» WHAT IS REQUIRED: List each line of the data that holds the word "prompt".

» Dataset rows describing interfaces:
___

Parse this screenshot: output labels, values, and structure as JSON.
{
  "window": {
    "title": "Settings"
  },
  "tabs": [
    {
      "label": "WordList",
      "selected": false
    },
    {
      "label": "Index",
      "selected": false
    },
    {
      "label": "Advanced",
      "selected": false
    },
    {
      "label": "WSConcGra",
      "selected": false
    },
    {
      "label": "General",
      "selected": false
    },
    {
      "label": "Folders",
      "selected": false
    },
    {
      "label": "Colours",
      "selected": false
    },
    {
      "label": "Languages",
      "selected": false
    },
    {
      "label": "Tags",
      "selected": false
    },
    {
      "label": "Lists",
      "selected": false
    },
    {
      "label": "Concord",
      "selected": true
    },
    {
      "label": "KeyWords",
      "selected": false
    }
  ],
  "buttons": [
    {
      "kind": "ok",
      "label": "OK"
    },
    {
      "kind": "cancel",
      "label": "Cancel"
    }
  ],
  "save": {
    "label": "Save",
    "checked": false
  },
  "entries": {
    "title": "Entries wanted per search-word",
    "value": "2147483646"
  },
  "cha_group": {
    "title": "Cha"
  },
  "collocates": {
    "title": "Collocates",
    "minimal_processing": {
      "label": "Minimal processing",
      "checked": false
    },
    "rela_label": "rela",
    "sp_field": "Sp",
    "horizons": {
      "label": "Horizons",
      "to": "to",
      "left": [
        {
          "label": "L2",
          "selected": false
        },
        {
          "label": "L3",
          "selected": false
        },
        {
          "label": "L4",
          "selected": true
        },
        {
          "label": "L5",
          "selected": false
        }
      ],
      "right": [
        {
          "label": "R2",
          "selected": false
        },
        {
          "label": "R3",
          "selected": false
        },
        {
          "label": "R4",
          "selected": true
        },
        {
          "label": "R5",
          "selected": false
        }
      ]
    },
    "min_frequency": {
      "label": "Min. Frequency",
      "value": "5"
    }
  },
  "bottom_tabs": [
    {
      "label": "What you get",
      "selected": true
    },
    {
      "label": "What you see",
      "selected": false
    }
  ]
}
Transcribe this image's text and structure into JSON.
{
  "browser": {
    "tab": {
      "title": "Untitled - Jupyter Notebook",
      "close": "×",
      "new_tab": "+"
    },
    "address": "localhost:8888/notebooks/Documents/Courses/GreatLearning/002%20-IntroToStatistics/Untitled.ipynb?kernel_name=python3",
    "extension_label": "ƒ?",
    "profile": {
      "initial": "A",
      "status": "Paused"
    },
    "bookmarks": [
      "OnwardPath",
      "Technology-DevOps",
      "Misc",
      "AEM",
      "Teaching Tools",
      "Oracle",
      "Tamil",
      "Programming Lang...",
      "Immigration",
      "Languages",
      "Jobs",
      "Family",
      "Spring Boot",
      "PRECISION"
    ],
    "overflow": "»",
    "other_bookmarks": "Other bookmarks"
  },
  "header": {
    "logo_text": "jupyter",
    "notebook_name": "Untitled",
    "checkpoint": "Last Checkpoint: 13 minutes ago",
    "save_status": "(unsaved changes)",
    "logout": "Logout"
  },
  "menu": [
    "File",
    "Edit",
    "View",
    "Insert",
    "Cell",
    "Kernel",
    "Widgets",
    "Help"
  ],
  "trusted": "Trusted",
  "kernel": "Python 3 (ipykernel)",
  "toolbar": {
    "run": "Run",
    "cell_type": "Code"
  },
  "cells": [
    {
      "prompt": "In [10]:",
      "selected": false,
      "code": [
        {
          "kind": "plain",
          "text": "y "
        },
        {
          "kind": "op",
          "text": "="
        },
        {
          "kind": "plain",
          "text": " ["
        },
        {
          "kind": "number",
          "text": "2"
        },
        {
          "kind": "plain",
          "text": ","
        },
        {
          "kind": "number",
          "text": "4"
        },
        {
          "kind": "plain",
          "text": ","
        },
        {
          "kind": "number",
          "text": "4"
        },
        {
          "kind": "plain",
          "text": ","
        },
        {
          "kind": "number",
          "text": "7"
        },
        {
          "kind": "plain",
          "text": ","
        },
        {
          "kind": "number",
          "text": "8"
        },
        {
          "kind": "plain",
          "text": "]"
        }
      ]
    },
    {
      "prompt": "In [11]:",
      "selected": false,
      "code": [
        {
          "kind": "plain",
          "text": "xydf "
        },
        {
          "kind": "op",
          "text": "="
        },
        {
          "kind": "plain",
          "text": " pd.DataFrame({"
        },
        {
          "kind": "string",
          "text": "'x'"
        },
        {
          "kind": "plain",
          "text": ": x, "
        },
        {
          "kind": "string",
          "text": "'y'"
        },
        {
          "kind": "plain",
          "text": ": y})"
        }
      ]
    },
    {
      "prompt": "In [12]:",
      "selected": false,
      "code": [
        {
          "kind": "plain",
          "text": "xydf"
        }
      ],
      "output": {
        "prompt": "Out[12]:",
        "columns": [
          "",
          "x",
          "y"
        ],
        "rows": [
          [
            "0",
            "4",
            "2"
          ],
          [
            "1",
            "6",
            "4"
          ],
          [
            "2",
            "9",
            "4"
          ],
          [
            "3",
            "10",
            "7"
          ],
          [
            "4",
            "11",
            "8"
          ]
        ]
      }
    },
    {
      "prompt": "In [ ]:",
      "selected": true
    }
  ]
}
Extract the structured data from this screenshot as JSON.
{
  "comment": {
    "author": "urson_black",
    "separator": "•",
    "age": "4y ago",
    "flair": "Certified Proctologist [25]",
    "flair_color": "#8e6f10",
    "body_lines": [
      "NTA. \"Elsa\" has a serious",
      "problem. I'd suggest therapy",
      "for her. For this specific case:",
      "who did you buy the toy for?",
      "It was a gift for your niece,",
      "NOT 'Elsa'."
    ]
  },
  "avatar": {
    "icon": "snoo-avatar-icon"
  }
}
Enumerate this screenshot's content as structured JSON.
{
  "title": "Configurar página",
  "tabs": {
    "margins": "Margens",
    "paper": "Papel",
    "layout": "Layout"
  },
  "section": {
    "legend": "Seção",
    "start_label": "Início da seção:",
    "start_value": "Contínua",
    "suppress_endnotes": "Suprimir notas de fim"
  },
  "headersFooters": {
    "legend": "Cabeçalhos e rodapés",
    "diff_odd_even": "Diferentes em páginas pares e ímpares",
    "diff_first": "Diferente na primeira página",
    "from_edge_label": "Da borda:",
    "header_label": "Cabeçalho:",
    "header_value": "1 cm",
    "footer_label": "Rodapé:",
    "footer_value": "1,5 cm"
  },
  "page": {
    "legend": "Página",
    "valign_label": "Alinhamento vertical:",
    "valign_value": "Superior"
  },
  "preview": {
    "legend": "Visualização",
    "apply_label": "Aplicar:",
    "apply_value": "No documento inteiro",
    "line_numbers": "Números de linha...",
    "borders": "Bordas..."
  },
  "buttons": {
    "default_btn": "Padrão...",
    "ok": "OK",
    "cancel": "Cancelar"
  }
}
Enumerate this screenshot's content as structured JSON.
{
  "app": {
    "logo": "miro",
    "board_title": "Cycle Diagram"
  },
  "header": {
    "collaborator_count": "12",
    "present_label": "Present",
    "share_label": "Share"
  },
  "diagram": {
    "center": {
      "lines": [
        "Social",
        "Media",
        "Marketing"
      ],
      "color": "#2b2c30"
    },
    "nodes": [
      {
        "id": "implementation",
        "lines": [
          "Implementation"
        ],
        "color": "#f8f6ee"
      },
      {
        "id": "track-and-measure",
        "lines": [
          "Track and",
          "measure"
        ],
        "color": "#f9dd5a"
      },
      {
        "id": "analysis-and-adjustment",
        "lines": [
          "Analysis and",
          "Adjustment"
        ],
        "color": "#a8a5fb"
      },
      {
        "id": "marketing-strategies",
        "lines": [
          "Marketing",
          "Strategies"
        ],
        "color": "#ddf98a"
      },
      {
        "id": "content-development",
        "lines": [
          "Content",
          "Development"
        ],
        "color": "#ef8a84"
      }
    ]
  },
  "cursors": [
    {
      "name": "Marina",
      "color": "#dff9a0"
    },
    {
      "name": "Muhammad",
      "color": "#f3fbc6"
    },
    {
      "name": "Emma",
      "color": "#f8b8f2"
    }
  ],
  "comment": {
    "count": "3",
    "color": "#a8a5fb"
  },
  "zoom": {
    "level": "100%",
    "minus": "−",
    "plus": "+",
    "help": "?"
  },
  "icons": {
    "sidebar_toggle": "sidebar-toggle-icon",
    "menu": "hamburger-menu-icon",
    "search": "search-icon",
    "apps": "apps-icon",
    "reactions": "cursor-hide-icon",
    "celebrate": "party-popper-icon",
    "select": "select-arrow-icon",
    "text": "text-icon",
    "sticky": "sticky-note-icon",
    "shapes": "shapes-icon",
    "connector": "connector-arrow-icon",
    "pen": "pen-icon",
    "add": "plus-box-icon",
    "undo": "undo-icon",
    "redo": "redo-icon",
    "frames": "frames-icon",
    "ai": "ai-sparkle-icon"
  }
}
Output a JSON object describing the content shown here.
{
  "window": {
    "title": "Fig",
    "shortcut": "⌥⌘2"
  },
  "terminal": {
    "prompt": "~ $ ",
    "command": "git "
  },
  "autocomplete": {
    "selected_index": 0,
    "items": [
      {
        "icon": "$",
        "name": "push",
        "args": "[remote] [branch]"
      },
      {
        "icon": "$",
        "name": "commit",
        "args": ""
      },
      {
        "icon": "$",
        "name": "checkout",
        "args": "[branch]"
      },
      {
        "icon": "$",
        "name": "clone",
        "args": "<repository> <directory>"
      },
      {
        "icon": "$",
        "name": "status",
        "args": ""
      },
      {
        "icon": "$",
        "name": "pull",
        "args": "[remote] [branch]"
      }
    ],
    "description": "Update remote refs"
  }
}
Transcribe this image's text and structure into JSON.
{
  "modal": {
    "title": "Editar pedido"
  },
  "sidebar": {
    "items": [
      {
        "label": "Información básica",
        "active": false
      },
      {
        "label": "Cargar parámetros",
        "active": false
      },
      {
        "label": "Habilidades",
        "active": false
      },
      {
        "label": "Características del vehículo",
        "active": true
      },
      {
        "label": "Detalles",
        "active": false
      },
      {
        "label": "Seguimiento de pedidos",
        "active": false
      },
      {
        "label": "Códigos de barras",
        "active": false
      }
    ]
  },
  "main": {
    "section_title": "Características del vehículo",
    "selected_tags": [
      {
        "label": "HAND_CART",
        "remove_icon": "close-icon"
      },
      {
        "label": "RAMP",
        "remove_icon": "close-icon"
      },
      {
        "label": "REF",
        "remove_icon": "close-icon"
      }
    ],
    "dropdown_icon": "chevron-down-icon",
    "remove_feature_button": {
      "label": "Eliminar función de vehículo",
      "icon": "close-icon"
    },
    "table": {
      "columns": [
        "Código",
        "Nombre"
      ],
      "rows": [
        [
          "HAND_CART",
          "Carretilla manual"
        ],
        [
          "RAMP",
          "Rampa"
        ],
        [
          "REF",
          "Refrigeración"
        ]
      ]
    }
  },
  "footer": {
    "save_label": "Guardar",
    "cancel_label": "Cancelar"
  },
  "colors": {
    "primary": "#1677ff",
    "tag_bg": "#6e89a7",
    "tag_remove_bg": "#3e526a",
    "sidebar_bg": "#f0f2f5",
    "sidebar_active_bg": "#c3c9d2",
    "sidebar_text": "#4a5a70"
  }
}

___

» ANSWER FOR THE TASK:
      "prompt": "In [10]:",
      "prompt": "In [11]:",
      "prompt": "In [12]:",
        "prompt": "Out[12]:",
      "prompt": "In [ ]:",
    "prompt": "~ $ ",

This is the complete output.